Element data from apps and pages
-- Opening Marker --

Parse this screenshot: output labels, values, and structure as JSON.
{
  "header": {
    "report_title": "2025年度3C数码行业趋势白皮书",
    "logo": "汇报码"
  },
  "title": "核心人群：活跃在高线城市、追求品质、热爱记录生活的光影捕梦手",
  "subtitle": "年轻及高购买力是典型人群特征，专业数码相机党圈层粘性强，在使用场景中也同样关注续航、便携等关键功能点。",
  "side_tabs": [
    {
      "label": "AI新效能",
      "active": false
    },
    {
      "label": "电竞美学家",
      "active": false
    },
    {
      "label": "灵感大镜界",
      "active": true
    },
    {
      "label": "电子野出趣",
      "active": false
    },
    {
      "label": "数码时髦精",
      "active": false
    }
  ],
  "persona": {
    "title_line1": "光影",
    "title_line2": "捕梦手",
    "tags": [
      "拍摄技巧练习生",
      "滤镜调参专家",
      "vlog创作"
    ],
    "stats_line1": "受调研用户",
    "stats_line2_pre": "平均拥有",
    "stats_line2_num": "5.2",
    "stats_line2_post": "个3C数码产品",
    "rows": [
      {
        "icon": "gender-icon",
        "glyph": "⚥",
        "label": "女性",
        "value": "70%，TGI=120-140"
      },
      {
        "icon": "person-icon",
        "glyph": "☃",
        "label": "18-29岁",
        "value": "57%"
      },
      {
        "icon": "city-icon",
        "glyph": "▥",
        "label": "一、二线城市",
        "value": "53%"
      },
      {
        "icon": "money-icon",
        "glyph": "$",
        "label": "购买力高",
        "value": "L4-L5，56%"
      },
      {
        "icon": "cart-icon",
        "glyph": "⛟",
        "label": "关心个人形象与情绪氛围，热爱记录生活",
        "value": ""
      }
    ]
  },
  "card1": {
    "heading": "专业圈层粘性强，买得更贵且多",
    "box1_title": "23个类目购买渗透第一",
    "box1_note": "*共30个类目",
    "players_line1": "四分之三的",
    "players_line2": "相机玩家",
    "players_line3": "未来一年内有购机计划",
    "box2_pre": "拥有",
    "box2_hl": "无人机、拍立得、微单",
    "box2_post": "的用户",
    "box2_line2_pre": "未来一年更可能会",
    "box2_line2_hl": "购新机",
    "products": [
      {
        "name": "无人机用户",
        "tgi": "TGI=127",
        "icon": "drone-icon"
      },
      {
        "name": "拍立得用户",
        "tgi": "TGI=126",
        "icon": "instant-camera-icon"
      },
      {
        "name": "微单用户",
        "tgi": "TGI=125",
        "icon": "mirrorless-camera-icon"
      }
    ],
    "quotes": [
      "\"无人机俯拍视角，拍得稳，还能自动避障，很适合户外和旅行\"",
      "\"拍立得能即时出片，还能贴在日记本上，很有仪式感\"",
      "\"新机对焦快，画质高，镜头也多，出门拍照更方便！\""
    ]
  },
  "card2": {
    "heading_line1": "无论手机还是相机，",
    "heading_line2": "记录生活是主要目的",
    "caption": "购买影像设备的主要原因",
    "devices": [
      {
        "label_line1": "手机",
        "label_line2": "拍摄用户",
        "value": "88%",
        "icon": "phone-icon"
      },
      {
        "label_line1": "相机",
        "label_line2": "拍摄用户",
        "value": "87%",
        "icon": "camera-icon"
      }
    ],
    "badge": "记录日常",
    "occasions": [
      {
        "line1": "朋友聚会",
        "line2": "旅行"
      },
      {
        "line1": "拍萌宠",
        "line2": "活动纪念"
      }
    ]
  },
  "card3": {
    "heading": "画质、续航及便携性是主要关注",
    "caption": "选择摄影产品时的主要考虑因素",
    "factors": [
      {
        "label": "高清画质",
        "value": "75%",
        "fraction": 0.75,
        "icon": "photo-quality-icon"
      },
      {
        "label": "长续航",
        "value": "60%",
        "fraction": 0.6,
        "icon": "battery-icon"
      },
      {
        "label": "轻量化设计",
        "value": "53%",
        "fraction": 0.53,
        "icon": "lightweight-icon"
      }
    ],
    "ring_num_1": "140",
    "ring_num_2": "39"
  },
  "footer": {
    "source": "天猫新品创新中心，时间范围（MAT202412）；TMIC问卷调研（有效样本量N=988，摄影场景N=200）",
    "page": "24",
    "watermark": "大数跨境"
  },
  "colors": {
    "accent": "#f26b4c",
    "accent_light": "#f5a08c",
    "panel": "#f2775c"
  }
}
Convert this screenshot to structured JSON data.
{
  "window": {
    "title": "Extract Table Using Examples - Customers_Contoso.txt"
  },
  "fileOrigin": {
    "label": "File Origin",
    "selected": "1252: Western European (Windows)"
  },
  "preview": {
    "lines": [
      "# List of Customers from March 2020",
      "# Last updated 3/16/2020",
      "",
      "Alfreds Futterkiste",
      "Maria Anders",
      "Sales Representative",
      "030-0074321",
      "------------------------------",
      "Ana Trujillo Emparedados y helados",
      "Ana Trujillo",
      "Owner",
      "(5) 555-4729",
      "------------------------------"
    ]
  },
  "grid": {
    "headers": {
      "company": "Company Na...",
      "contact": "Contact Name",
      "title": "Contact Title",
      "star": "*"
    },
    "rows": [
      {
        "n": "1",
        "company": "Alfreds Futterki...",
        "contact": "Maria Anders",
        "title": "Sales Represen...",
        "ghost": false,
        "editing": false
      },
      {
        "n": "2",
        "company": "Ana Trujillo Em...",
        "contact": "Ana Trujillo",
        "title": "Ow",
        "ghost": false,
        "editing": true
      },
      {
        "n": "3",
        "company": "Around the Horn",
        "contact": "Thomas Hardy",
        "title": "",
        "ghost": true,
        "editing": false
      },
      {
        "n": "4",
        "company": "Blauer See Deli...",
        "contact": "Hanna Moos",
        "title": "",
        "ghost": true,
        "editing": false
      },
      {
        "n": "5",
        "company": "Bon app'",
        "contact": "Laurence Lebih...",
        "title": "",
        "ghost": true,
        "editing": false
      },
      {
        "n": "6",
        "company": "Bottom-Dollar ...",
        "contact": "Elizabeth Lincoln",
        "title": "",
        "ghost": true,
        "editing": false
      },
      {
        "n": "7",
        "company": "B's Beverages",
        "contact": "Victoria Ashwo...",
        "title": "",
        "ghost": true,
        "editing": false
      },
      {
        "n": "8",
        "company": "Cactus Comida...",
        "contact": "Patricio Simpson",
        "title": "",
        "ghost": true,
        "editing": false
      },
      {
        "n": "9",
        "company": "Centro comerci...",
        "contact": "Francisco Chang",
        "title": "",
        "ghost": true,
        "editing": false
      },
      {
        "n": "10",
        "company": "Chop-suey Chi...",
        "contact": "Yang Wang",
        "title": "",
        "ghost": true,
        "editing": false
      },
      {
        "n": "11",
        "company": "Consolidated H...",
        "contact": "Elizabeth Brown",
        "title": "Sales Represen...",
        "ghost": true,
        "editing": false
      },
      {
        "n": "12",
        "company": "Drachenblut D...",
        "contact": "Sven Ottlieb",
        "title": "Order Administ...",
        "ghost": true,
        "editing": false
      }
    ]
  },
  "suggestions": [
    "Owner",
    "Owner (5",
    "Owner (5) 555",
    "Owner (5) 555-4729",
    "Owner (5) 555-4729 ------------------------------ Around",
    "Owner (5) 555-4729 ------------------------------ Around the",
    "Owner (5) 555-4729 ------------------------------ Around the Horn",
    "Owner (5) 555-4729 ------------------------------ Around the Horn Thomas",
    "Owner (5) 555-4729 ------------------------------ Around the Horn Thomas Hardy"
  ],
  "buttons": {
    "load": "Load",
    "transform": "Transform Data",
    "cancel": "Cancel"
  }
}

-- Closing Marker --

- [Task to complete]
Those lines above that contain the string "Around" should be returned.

- [Solution to this exercise]
        "company": "Around the Horn",
    "Owner (5) 555-4729 ------------------------------ Around",
    "Owner (5) 555-4729 ------------------------------ Around the",
    "Owner (5) 555-4729 ------------------------------ Around the Horn",
    "Owner (5) 555-4729 ------------------------------ Around the Horn Thomas",
    "Owner (5) 555-4729 ------------------------------ Around the Horn Thomas Hardy"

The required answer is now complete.